Tuesday, May 7th, 2013
This post is by Julianna W. Miner, who writes the blog Rants from Mommyland (recently named The Blog Most Likely to Make you Laugh by Parents Magazine). She has three kids, a long-suffering husband, a very naughty dog and a geriatric, ill-tempered cat. In addition to blogging, she teaches at a college she couldn’t have gotten into because she made bad choices in high school.
I love Mother’s Day, but I’m somewhat confused by it. I think it’s like New Year’s Eve; a combination of high expectations and inevitable disappointment. It always feels like there’s some ideal that only specials get to experience. I’m a regular, so it doesn’t happen to me.
I feel kind of stupid and whiny complaining about Mother’s Day. It’s not like my husband and kids ever got it wrong, per se. Or that I had really high expectations. Mostly I just wanted to sleep. FOR THE LOVE OF GOD, LET ME SLEEP. But then someone would always get an ear infection. And I would forget to go to the grocery store the day before so my “special” breakfast would be comprised of an old Capri Sun and a crumbly granola bar fished out of the bottom of a school bag.
But here’s the problem: what I really wanted, they couldn’t give me. Because the only people who truly understood what I needed to hear on Mother’s Day were other moms. They get it. I needed someone to look at me and say: “Remember that time you showed up at preschool and you hadn’t slept all night and there was a booger stain on your shoulder and you were counting the minutes until you got back to your empty house so you could shower and possibly take a nap? But your kid was upset and needed you to stay and so you did? THAT WAS AWESOME OF YOU. High five.”
I needed someone to tell me that even though sometimes I yelled at my kids or let them watch too much TV, that I was still doing a good job. That making mistakes is part of it. That waking up every day and trying as hard as you can to be the best person you can be is enough. That you fall short. But you get up and start over. And that is what makes you a good mom. Not being perfect. Not being a person who never messes up. With the notable exception of Gwyneth Paltrow, those people don’t exist. Those imaginary perfect moms are like the idealized New Year’s Eve or the “Pretty In Pink” prom moment that none of us actually got.

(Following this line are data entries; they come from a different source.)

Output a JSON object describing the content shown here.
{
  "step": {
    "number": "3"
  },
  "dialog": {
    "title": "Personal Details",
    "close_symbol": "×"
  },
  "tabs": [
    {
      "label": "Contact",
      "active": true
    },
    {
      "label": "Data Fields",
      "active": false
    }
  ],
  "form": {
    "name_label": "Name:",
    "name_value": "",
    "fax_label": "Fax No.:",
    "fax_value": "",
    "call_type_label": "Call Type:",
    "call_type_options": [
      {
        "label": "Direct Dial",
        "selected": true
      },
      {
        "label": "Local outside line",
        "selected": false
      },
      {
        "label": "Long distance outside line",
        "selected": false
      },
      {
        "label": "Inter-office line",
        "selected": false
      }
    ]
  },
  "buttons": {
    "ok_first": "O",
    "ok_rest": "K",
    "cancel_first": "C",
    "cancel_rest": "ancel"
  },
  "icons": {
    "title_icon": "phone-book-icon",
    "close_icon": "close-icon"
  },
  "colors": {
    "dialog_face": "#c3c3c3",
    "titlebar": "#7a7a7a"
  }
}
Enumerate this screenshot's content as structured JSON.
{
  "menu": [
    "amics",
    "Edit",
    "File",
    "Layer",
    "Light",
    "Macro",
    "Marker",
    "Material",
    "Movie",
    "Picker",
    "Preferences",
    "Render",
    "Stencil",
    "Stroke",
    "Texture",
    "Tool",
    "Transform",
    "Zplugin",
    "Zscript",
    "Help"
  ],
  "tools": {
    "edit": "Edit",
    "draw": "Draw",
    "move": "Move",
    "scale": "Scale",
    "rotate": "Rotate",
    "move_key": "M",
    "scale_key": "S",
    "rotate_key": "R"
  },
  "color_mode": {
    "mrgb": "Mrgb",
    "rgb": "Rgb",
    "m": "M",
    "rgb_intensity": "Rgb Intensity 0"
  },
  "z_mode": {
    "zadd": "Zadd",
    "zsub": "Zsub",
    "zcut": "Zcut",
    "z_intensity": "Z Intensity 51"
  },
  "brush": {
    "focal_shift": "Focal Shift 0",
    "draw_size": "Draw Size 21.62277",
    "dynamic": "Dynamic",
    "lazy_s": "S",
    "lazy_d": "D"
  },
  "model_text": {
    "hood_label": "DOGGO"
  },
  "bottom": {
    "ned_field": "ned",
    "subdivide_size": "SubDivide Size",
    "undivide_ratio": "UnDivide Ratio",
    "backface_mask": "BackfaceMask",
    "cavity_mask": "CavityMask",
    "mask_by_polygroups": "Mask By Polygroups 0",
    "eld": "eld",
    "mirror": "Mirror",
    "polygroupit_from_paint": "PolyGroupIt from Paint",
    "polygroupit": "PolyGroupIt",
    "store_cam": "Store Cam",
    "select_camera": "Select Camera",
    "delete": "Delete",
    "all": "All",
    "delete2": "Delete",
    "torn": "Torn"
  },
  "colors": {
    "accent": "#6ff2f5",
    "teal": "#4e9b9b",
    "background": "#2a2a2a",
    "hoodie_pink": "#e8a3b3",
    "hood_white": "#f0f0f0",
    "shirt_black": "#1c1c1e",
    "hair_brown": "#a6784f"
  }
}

Realizing all that made me feel better. It also gave me some much-needed perspective. I have a family who tries to make Mother’s Day special for me every year. I have friends who get it and who love me, even though I’m a big weirdo. I began thinking about all of the moms who have nothing. Who work twice as hard as I do with half the resources to support them. I began thinking about the women who struggled to provide a home for their kids. Or who were brave enough to leave bad situations to make a better life for their families. For those women, Mother’s Day is just another Sunday. Another day struggling and living in need.
What better way to acknowledge Mother’s Day (and give thanks for my own blessings) than to honor moms living in homeless and domestic violence shelters? So that’s what I decided to do. I enlisted my friends Courtney and Christine from Naughty Betty (the world’s most amazing gift and greeting card company) and together we designed a bunch of hilarious Mother’s Day eCards for the Real World. Then we found a sponsor. The folks from Sweet Relish.com stepped up and offered to donate up to $10,000 to Shelter House (an organization that helps families struggling with homelessness and domestic violence).
So here’s how you can help moms in need this mother’s day: check out our eCards, and if you like them, share them! The more they’re shared across the internet, the more money Sweet Relish will donate. We think the cards are pretty awesome on their own, but if you factor that they’re going help families who need it, we think they could go viral.